He is known in the neo-pagan circles as Magus Veleslav. The Internet is full of his pictures with various Hinduist tilakas on his forehead, and tridents. He is an interesting person in his own way, a real philosopher. I bought his book, and gradually got involved in the practical world of neo-paganism, participating in annual celebrations such as fall and spring equinoxes and winter and summer solstices. The thing is, paganism is closely related to nature and it has a certain appeal, because nature is always beautiful; it is something normal and natural that people gravitate to.
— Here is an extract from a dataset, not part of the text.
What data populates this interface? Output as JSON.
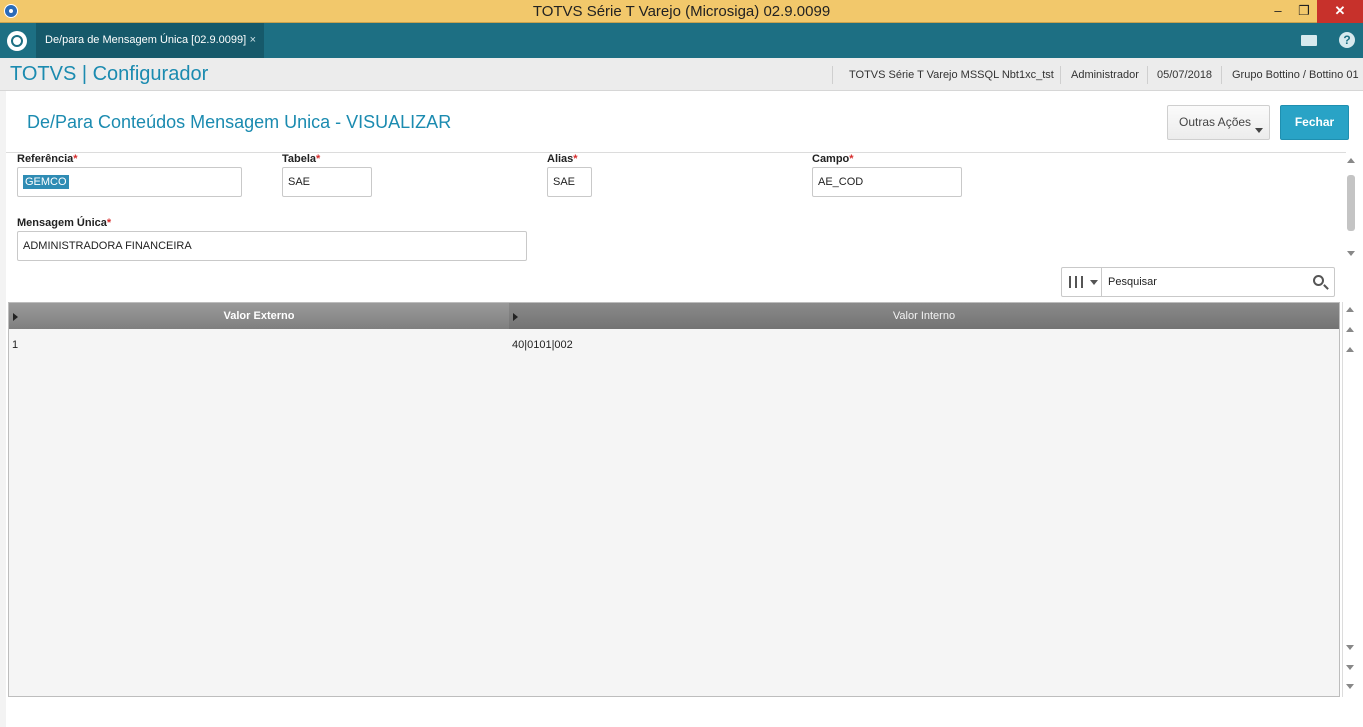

Father George: When my friends and I talk to Rodnovers, we often get a feeling that many of them do not really believe in the gods they talk about, draw or carve on those vertical logs ( Ivan Liskov: Yes.
I started reading that newspaper regularly and this gradually led me to the world of the occult. Ivan Liskov: It is not that I liked it all—in the beginning I was just fascinated.
There was something mysterious and mystical about it, and I was intrigued.
He was not perceived as bad or evil, but rather as a misunderstood and tragic character that can give you unlimited power. That was how I got acquainted with satanists, the people who deliberately devote their lives to serving the devil. This seemed to me a magical island where I could hide from the reality of everyday life, and feel like a full-fledged resident of this fairy-tale country. Father George: As far as I understand, the satanists, no matter what they think of satan, are somehow fixated on evil. There are also people who do not waste their energy on that, but practice various rituals and look more serious. It promotes the idea that evil is not an absolute concept. For example, “thou shall not commit adultery” is presented like a limitation of people’s freedom and natural desires.
I was surprised to find out that there were several of them in my neighbourhood. Not only on profanity and blasphemy, but also on murder and suicide, for example. Their appearance may not demonstrate their affiliation with satanism. Justification can be found for anything, including evil.
We continue presenting the articles based on Spas TV channel’s program My Path To God.
The host of the program, priest George Maksimov, interviews people who converted to Orthodoxy from various non-Orthodox denominations and heterodoxies.
I thought, “Why should I overthink this, my grand-grandparents were pagan.” Or rather, grand-grand-grand-grandparents… Looking for information was quite difficult, because when you are 15, serious works by historians and ethnographers seem boring. I was into reader-friendly books published by neo-pagan organizations that during that time were popping up like mushrooms after a spring rain. They mentioned Ilya Cherkasov, the head magus, the “patriarch of the Russian Rodnovery (Native Faith)”.
From the books I learned that there was a strict hierarchy in the world of spirits and that satan was their leader. He gave me some recommendations, answered my questions.
All the occult books that I previously read prepared me to perceive satan simply as the head of that hierarchy. I learned that there was a Church of satan and special music called black metal that openly glorified the prince of darkness and introduced people to the world of spirits and magic, where legends and fairy tales come true. For example, there are vulgar occultists—a kind of pop-satanists, who kill cats, put on makeup and visually express their views in every way possible. In particular, the satanic Bible by Anton Szandor La Vey, the notorious founder of the Church of Satan, says that the devil encourages violation of all ten commandments simply because it is natural.
Today Father George interviews Ivan Liskov who joined the satanists in his adolescence and whose search for “true religion” later resulted in many years of involvement with neo-paganism (see the video here in Russian). You are watching My Path To God, a program about people who had to reconsider their ways of life and give up many things during their journey to Christ. I think I should start with my childhood, because it all goes back to that time.
The guest of today’s program had to live through much in his life, including satanism and paganism. I remember that when I was 7 or 8 years old, my mother used to take me with her to the cemetery to visit grandmother’s grave.